City board-up crew charged with burglary, fired from jobs - KMOV.com

City board-up crew charged with burglary, fired from jobs

ST. LOUIS (KMOV.com) -- Two St. Louis City workers are out of a job and in jail.  They are accused of breaking into a house that they were supposed to protect.

The employees were assigned to board up vacant homes, but police say the crew broke into one to steal.

The city has little doubt that its employees were the culprits, because the building division uses special screws to keep boards in place.  The city says their workers used the same screws to try to cover their tracks but that’s exactly what exposed this scheme.

John Smooths, 56, and Diamond Joshua, 53, were part of the city’s board-up crew—securing vacant houses so no one could break in.  Police say apparently that was also a perfect ruse to do it themselves.

“These are city workers that did this, and you trust city workers,” Iretha Powell said.

Powell was working on one of her rental properties across the street when her son spotted the city workers coming from inside her boarded-up house on Davison Avenue.  Police say the pair pried off the boards and forced open the basement door to get to valuable stained glass windows inside.

“They said they had an order to board up the property.  The property is already boarded up!” Powell said.  “They were in a city truck, in a city uniform and on city time.”

It all smelled fishy to Iretha.  She called the city, and sure enough, a work order for her property didn’t exist.  That’s when the city called police and fired the board-up crew.  Smooths and Joshua have each worked for the city for more than a decade.  Now, they’re out of a job and charged with burglary.  The city’s deputy building commissioner believes it’s unlikely the pair committed other crimes like this.

“I don’t think so, quite honestly, because all of our trucks have a GPS system that show exactly where our people are,” St. Louis City Deputy Building Commissioner Frank Oswald said.  “On that particular day, their truck was broke down so they had an extra truck that didn’t have a GPS system.”

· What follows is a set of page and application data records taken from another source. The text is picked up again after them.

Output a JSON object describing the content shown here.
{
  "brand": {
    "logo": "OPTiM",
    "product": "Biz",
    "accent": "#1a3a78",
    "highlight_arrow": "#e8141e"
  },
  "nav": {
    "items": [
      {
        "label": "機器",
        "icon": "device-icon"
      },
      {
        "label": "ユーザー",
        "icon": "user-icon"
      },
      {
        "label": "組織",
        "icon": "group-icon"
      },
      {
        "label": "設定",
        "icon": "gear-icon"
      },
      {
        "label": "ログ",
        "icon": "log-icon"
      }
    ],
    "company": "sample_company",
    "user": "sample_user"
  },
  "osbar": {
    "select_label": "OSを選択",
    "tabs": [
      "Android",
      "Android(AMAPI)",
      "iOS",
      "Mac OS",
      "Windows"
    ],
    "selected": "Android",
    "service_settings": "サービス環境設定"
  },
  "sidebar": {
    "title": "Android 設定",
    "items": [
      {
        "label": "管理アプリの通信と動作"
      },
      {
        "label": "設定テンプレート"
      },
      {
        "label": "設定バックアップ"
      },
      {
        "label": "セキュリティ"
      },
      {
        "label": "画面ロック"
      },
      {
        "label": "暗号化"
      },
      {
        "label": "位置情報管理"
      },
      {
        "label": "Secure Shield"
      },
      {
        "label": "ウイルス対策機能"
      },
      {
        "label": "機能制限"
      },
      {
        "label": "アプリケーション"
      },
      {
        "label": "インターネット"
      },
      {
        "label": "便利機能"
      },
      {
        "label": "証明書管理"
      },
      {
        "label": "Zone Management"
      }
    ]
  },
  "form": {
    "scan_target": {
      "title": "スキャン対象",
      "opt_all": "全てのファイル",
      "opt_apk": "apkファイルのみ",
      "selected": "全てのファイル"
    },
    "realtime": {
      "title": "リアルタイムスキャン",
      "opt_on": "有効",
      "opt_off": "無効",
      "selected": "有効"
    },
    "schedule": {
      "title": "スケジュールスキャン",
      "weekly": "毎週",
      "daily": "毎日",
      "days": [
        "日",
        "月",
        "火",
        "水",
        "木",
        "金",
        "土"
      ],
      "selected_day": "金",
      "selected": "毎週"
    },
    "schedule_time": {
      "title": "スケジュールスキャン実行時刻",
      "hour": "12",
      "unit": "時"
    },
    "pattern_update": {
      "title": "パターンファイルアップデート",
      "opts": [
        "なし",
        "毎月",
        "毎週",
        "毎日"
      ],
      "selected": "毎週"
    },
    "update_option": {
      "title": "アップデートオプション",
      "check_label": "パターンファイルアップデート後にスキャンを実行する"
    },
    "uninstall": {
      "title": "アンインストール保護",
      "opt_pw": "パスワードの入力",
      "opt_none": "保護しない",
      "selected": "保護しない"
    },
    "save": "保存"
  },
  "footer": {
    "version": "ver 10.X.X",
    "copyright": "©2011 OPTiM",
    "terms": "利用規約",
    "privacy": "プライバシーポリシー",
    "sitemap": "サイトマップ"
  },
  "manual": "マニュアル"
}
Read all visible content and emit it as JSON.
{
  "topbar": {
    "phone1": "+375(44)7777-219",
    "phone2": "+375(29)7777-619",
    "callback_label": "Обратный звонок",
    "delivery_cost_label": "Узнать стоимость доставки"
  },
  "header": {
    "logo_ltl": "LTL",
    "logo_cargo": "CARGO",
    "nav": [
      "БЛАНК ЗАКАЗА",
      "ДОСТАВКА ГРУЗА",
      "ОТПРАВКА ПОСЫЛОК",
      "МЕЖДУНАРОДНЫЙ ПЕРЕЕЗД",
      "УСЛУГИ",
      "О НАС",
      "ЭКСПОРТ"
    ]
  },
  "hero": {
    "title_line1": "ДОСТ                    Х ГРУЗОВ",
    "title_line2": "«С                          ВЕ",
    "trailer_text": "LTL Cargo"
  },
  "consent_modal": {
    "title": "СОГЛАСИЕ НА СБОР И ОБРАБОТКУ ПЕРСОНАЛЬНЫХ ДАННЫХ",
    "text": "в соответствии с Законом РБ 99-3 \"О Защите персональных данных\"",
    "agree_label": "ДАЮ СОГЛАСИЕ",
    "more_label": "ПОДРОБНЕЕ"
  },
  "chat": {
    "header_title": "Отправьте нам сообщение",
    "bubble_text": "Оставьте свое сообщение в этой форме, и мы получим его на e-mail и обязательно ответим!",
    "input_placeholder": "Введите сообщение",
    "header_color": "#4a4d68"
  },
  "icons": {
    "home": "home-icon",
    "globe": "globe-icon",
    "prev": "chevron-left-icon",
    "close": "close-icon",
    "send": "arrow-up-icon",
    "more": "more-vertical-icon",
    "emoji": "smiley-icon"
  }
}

The city agreed to pay for the damages their employees caused.

Powered by Frankly